One critic dubbed the dinner menu as having been designed for “Old School Millionaires.” I hope to report later when the food critics report their verdicts. Meanwhile, we can only hope that those lucky enough to re-gain this paradise never have the misfortune to suffer a similar fate as the one John Clancy described to me:


Then there was the blackout of 1965 when all the lights in Manhattan went out. We had a full house and since we were on the 65th Floor of the RCA Building, everybody had to stay there all night. They had to sleep on chairs and the next morning, many who were scheduled to leave on a cruise had to watch helplessly as the ship left Pier-95 at Fifty-Seventh Street without them.              

Thank You Alan Eustace

Though I am a serial newspaper reader, even I was overwhelmed by the hate, violence and fear that appeared in the Saturday, October 25, 2014 editions of my New York newspapers.


Witness: Cuomo and Christie Order Strict Ebola Quarantines,


Ottawa Gunman’s Radicalism Deepened as Life Crumbled


2 Offices Killed in Rampage (in Sacramento)


Korean Nuclear Advance (probably fit small weapon atop a missile)


Tears After School Shooting (in Marysville, Wash. three dead – three wounded)


Egyptian Soldiers Attacked (31 killed by insurgents in the Sinai)


Attacker With Hatchet Called Self-Radicalized (attacks two NYPD  – one



And those are just some of the headlines. It was enough to make me pick up every section of all the newspapers and fling them into the recycle bin while screaming, no mas, no mas. But as I was imploding I turned the page of the New York Times to the National News Section and my eyes fell on a color photograph of a man suspended by a hookup connected to his back from the bottom of a balloon filled with 35,000 cubic feet of helium. The headline read: Parachutist’s Record Fall: Over 25 Miles In 15 Minutes.


That man is Alan Eustace, 57, an engineer and a senior vice president at Google.

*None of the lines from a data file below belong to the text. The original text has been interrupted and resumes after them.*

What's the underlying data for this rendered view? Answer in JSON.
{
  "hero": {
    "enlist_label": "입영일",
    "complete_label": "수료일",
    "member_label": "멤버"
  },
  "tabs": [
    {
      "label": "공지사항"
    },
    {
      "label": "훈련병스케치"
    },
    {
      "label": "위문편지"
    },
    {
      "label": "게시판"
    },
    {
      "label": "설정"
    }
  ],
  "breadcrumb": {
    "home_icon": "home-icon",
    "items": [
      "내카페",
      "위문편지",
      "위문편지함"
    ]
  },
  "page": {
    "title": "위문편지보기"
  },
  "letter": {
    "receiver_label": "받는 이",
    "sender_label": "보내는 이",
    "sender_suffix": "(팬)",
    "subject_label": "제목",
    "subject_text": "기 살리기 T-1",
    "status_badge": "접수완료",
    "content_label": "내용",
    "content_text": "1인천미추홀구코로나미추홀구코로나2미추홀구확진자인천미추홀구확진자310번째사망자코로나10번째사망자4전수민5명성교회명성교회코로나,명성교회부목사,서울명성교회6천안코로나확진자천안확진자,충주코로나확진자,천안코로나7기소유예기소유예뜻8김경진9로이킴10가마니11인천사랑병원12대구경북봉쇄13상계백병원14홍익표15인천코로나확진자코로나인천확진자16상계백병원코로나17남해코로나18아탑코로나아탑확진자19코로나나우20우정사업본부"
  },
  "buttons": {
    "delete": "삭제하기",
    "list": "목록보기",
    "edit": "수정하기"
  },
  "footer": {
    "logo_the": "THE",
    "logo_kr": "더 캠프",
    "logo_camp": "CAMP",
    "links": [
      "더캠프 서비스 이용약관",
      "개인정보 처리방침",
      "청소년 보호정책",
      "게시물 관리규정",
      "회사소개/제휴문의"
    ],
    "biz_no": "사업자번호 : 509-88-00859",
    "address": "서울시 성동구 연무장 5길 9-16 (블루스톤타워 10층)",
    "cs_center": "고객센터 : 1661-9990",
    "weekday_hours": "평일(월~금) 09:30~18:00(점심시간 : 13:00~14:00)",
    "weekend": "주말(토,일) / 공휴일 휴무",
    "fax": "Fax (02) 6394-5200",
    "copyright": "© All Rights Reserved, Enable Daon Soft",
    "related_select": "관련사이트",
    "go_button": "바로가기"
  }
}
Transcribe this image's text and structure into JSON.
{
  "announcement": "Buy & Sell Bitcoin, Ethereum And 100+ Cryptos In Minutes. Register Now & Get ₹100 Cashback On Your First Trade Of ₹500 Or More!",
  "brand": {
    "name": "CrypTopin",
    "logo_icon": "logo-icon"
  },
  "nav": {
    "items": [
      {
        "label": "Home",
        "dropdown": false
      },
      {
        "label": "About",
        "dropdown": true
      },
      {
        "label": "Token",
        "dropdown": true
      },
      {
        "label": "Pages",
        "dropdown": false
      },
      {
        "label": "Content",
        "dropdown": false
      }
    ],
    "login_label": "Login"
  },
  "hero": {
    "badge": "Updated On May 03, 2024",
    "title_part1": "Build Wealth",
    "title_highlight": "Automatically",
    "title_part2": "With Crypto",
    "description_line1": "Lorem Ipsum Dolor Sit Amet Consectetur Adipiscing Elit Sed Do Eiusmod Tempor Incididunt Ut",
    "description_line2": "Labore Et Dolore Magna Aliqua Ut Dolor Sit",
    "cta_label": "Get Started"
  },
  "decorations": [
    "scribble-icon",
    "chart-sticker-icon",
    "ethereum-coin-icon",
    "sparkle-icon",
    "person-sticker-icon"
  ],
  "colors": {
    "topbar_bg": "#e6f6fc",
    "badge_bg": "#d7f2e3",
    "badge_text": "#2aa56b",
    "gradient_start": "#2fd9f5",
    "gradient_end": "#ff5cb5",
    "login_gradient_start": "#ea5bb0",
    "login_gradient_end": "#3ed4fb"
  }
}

The photograph showed him during his two-hour ascent to an altitude of 135,908 feet where he started his descent breaking the world altitude record of 128,100 feet set by Felix Baumgartner on October 14, 2012.


But Mr. Eustace made his ascent “without the aid of the sophisticated capsule used by Mr. Baumgartner or millions of dollars in sponsorship money.” Eustace instead, gathered together a technical team with the brilliance to design his “spacesuit with an elaborate life-support system.” They had to solve many hurdles in life support systems, parachute and balloon technology to pull off this extraordinary feat. He had to breathe pure oxygen, his suit did not have a cooling system, so elaborate modifications were made to keep dry air in his helmet so the visor didn’t fog up. The entire event was recorded using a GoPro camera mounted to his helmet.


The ascent began from an abandoned airfield in Roswell, N.M. and it took a little over two hours for Eustace to reach the desired altitude. There, he set off a small explosive device which released him from the balloon beginning his return to earth where he reached a peak speed of 822 miles per hour, breaking the sound barrier and causing a small sonic boom.


“His technical team had designed a carbon-fiber attachment that kept him from becoming entangled in the main parachute before it opened. About four and-a-half minutes into his flight, he opened the main parachute and glided to a landing 70 miles from the launch site.”


“It was amazing,” he said. “It was beautiful. You could see the darkness of space and you could see the layers of atmosphere which I had never seen before.”


Thank you, Alan Eustace, for doing this without corporate or government sponsorship. Thank you, Alan, for demonstrating what we are capable of accomplishing.

Thank you for casting a warm bright light where there was darkness.


Up, up the long, delirious, burning blue

I’ve topped the wind-swept heights with easy grace

Where never lark, or even eagle flew

And, while with silent, lifting mind I’ve trod

The high untrespassed sanctity of space

Put out my hand, and touched the face of God.


From: High Flight

John Gillespie Magee, Jr.